▶ _MATERIAL FOR THE TASK_
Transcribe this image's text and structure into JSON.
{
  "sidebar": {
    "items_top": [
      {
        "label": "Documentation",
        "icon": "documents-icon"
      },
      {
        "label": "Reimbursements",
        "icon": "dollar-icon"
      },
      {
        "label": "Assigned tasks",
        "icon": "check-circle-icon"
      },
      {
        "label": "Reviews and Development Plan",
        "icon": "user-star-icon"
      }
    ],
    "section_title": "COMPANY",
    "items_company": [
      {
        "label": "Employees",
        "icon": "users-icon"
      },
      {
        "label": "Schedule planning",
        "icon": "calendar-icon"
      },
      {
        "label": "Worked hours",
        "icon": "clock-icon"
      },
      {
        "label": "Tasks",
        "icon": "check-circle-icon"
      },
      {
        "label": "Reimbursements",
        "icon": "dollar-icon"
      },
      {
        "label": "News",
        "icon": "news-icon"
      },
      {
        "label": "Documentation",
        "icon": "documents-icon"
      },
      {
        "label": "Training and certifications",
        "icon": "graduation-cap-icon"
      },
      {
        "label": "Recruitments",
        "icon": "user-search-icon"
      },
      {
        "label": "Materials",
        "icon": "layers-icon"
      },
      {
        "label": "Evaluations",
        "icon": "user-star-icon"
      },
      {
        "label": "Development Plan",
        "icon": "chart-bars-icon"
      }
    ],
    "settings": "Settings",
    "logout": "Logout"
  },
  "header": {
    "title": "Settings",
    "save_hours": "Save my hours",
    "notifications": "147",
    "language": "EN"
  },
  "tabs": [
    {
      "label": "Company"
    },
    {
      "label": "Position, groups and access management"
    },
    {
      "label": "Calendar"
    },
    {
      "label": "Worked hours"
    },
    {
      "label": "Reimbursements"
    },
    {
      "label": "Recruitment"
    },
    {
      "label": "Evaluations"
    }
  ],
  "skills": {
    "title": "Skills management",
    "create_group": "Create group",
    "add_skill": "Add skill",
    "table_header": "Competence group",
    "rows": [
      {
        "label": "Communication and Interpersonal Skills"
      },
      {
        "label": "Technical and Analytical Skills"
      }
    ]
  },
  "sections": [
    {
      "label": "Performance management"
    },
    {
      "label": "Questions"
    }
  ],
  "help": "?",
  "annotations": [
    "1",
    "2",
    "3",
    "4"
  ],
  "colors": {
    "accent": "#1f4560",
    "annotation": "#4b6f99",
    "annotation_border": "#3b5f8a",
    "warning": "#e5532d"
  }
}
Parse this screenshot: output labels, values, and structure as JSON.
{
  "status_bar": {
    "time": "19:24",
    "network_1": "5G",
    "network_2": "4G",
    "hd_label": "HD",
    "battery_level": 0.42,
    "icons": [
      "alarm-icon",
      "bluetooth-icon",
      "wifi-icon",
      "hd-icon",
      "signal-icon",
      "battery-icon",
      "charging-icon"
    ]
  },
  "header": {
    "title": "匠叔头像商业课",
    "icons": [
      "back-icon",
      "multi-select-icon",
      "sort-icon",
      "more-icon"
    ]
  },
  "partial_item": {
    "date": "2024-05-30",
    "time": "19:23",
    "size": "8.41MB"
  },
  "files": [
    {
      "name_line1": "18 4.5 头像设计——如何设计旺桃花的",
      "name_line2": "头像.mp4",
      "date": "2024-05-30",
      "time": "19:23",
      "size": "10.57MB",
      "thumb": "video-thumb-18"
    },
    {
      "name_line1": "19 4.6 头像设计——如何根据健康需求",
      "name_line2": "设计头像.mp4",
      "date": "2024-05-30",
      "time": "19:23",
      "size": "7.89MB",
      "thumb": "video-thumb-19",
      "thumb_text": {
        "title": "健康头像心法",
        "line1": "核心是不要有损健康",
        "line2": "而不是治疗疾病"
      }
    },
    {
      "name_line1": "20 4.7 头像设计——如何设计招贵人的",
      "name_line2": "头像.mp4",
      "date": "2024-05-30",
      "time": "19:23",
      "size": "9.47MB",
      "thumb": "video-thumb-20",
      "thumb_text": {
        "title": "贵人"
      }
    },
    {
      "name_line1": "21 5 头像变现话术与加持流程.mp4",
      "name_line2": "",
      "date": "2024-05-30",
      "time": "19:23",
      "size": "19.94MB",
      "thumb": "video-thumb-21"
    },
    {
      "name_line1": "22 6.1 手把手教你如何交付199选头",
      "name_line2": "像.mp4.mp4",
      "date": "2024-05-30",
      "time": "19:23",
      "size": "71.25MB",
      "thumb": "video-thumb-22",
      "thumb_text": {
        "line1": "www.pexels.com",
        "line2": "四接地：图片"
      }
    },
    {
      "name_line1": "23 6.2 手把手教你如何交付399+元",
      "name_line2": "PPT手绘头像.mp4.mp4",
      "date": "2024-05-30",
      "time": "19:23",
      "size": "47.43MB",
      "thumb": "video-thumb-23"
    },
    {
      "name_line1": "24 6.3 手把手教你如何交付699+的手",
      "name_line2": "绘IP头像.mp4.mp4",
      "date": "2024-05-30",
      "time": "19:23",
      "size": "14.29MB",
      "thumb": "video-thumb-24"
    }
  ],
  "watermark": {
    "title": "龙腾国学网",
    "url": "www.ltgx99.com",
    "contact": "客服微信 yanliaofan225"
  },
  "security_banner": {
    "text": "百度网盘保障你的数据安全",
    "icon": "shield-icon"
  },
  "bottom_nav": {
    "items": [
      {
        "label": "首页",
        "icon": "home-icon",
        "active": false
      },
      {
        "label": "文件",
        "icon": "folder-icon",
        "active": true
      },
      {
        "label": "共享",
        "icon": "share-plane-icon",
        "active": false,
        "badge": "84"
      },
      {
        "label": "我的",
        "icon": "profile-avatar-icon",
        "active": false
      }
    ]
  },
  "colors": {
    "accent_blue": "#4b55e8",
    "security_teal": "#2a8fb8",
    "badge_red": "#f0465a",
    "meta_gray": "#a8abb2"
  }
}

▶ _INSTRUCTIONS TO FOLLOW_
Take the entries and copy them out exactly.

▶ _THE COMPLETED TASK_
Transcribe this image's text and structure into JSON.
{
  "sidebar": {
    "items_top": [
      {
        "label": "Documentation",
        "icon": "documents-icon"
      },
      {
        "label": "Reimbursements",
        "icon": "dollar-icon"
      },
      {
        "label": "Assigned tasks",
        "icon": "check-circle-icon"
      },
      {
        "label": "Reviews and Development Plan",
        "icon": "user-star-icon"
      }
    ],
    "section_title": "COMPANY",
    "items_company": [
      {
        "label": "Employees",
        "icon": "users-icon"
      },
      {
        "label": "Schedule planning",
        "icon": "calendar-icon"
      },
      {
        "label": "Worked hours",
        "icon": "clock-icon"
      },
      {
        "label": "Tasks",
        "icon": "check-circle-icon"
      },
      {
        "label": "Reimbursements",
        "icon": "dollar-icon"
      },
      {
        "label": "News",
        "icon": "news-icon"
      },
      {
        "label": "Documentation",
        "icon": "documents-icon"
      },
      {
        "label": "Training and certifications",
        "icon": "graduation-cap-icon"
      },
      {
        "label": "Recruitments",
        "icon": "user-search-icon"
      },
      {
        "label": "Materials",
        "icon": "layers-icon"
      },
      {
        "label": "Evaluations",
        "icon": "user-star-icon"
      },
      {
        "label": "Development Plan",
        "icon": "chart-bars-icon"
      }
    ],
    "settings": "Settings",
    "logout": "Logout"
  },
  "header": {
    "title": "Settings",
    "save_hours": "Save my hours",
    "notifications": "147",
    "language": "EN"
  },
  "tabs": [
    {
      "label": "Company"
    },
    {
      "label": "Position, groups and access management"
    },
    {
      "label": "Calendar"
    },
    {
      "label": "Worked hours"
    },
    {
      "label": "Reimbursements"
    },
    {
      "label": "Recruitment"
    },
    {
      "label": "Evaluations"
    }
  ],
  "skills": {
    "title": "Skills management",
    "create_group": "Create group",
    "add_skill": "Add skill",
    "table_header": "Competence group",
    "rows": [
      {
        "label": "Communication and Interpersonal Skills"
      },
      {
        "label": "Technical and Analytical Skills"
      }
    ]
  },
  "sections": [
    {
      "label": "Performance management"
    },
    {
      "label": "Questions"
    }
  ],
  "help": "?",
  "annotations": [
    "1",
    "2",
    "3",
    "4"
  ],
  "colors": {
    "accent": "#1f4560",
    "annotation": "#4b6f99",
    "annotation_border": "#3b5f8a",
    "warning": "#e5532d"
  }
}
Parse this screenshot: output labels, values, and structure as JSON.
{
  "status_bar": {
    "time": "19:24",
    "network_1": "5G",
    "network_2": "4G",
    "hd_label": "HD",
    "battery_level": 0.42,
    "icons": [
      "alarm-icon",
      "bluetooth-icon",
      "wifi-icon",
      "hd-icon",
      "signal-icon",
      "battery-icon",
      "charging-icon"
    ]
  },
  "header": {
    "title": "匠叔头像商业课",
    "icons": [
      "back-icon",
      "multi-select-icon",
      "sort-icon",
      "more-icon"
    ]
  },
  "partial_item": {
    "date": "2024-05-30",
    "time": "19:23",
    "size": "8.41MB"
  },
  "files": [
    {
      "name_line1": "18 4.5 头像设计——如何设计旺桃花的",
      "name_line2": "头像.mp4",
      "date": "2024-05-30",
      "time": "19:23",
      "size": "10.57MB",
      "thumb": "video-thumb-18"
    },
    {
      "name_line1": "19 4.6 头像设计——如何根据健康需求",
      "name_line2": "设计头像.mp4",
      "date": "2024-05-30",
      "time": "19:23",
      "size": "7.89MB",
      "thumb": "video-thumb-19",
      "thumb_text": {
        "title": "健康头像心法",
        "line1": "核心是不要有损健康",
        "line2": "而不是治疗疾病"
      }
    },
    {
      "name_line1": "20 4.7 头像设计——如何设计招贵人的",
      "name_line2": "头像.mp4",
      "date": "2024-05-30",
      "time": "19:23",
      "size": "9.47MB",
      "thumb": "video-thumb-20",
      "thumb_text": {
        "title": "贵人"
      }
    },
    {
      "name_line1": "21 5 头像变现话术与加持流程.mp4",
      "name_line2": "",
      "date": "2024-05-30",
      "time": "19:23",
      "size": "19.94MB",
      "thumb": "video-thumb-21"
    },
    {
      "name_line1": "22 6.1 手把手教你如何交付199选头",
      "name_line2": "像.mp4.mp4",
      "date": "2024-05-30",
      "time": "19:23",
      "size": "71.25MB",
      "thumb": "video-thumb-22",
      "thumb_text": {
        "line1": "www.pexels.com",
        "line2": "四接地：图片"
      }
    },
    {
      "name_line1": "23 6.2 手把手教你如何交付399+元",
      "name_line2": "PPT手绘头像.mp4.mp4",
      "date": "2024-05-30",
      "time": "19:23",
      "size": "47.43MB",
      "thumb": "video-thumb-23"
    },
    {
      "name_line1": "24 6.3 手把手教你如何交付699+的手",
      "name_line2": "绘IP头像.mp4.mp4",
      "date": "2024-05-30",
      "time": "19:23",
      "size": "14.29MB",
      "thumb": "video-thumb-24"
    }
  ],
  "watermark": {
    "title": "龙腾国学网",
    "url": "www.ltgx99.com",
    "contact": "客服微信 yanliaofan225"
  },
  "security_banner": {
    "text": "百度网盘保障你的数据安全",
    "icon": "shield-icon"
  },
  "bottom_nav": {
    "items": [
      {
        "label": "首页",
        "icon": "home-icon",
        "active": false
      },
      {
        "label": "文件",
        "icon": "folder-icon",
        "active": true
      },
      {
        "label": "共享",
        "icon": "share-plane-icon",
        "active": false,
        "badge": "84"
      },
      {
        "label": "我的",
        "icon": "profile-avatar-icon",
        "active": false
      }
    ]
  },
  "colors": {
    "accent_blue": "#4b55e8",
    "security_teal": "#2a8fb8",
    "badge_red": "#f0465a",
    "meta_gray": "#a8abb2"
  }
}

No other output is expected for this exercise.